== YOUR INSTRUCTIONS ==
Each record, in full, must be restated word for word.

========================

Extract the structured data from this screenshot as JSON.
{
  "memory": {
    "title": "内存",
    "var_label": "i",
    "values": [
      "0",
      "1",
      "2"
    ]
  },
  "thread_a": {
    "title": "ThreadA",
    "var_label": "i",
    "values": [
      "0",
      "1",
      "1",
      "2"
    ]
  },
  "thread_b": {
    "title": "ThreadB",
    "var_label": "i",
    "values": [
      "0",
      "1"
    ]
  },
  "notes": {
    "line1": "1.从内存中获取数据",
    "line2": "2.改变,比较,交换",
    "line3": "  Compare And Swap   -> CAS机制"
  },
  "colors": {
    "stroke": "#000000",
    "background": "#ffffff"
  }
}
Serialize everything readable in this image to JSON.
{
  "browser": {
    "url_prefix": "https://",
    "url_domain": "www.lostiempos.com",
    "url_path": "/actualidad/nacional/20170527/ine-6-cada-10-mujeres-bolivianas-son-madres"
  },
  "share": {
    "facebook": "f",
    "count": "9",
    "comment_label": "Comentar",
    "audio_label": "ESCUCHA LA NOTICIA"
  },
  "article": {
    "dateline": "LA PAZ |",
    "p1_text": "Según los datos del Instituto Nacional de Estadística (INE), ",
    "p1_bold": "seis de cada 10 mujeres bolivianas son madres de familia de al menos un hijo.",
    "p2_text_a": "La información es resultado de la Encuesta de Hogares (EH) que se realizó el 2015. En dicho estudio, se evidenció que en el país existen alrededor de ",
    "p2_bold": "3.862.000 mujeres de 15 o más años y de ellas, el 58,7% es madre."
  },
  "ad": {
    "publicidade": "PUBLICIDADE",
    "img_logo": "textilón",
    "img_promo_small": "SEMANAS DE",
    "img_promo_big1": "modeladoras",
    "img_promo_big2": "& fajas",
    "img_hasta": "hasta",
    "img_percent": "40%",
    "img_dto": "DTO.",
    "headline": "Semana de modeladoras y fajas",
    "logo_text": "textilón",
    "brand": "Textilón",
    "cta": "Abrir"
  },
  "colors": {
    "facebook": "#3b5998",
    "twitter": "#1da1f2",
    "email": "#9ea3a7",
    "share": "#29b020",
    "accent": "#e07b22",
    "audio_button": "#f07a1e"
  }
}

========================

== TASK OUTPUT ==
Extract the structured data from this screenshot as JSON.
{
  "memory": {
    "title": "内存",
    "var_label": "i",
    "values": [
      "0",
      "1",
      "2"
    ]
  },
  "thread_a": {
    "title": "ThreadA",
    "var_label": "i",
    "values": [
      "0",
      "1",
      "1",
      "2"
    ]
  },
  "thread_b": {
    "title": "ThreadB",
    "var_label": "i",
    "values": [
      "0",
      "1"
    ]
  },
  "notes": {
    "line1": "1.从内存中获取数据",
    "line2": "2.改变,比较,交换",
    "line3": "  Compare And Swap   -> CAS机制"
  },
  "colors": {
    "stroke": "#000000",
    "background": "#ffffff"
  }
}
Serialize everything readable in this image to JSON.
{
  "browser": {
    "url_prefix": "https://",
    "url_domain": "www.lostiempos.com",
    "url_path": "/actualidad/nacional/20170527/ine-6-cada-10-mujeres-bolivianas-son-madres"
  },
  "share": {
    "facebook": "f",
    "count": "9",
    "comment_label": "Comentar",
    "audio_label": "ESCUCHA LA NOTICIA"
  },
  "article": {
    "dateline": "LA PAZ |",
    "p1_text": "Según los datos del Instituto Nacional de Estadística (INE), ",
    "p1_bold": "seis de cada 10 mujeres bolivianas son madres de familia de al menos un hijo.",
    "p2_text_a": "La información es resultado de la Encuesta de Hogares (EH) que se realizó el 2015. En dicho estudio, se evidenció que en el país existen alrededor de ",
    "p2_bold": "3.862.000 mujeres de 15 o más años y de ellas, el 58,7% es madre."
  },
  "ad": {
    "publicidade": "PUBLICIDADE",
    "img_logo": "textilón",
    "img_promo_small": "SEMANAS DE",
    "img_promo_big1": "modeladoras",
    "img_promo_big2": "& fajas",
    "img_hasta": "hasta",
    "img_percent": "40%",
    "img_dto": "DTO.",
    "headline": "Semana de modeladoras y fajas",
    "logo_text": "textilón",
    "brand": "Textilón",
    "cta": "Abrir"
  },
  "colors": {
    "facebook": "#3b5998",
    "twitter": "#1da1f2",
    "email": "#9ea3a7",
    "share": "#29b020",
    "accent": "#e07b22",
    "audio_button": "#f07a1e"
  }
}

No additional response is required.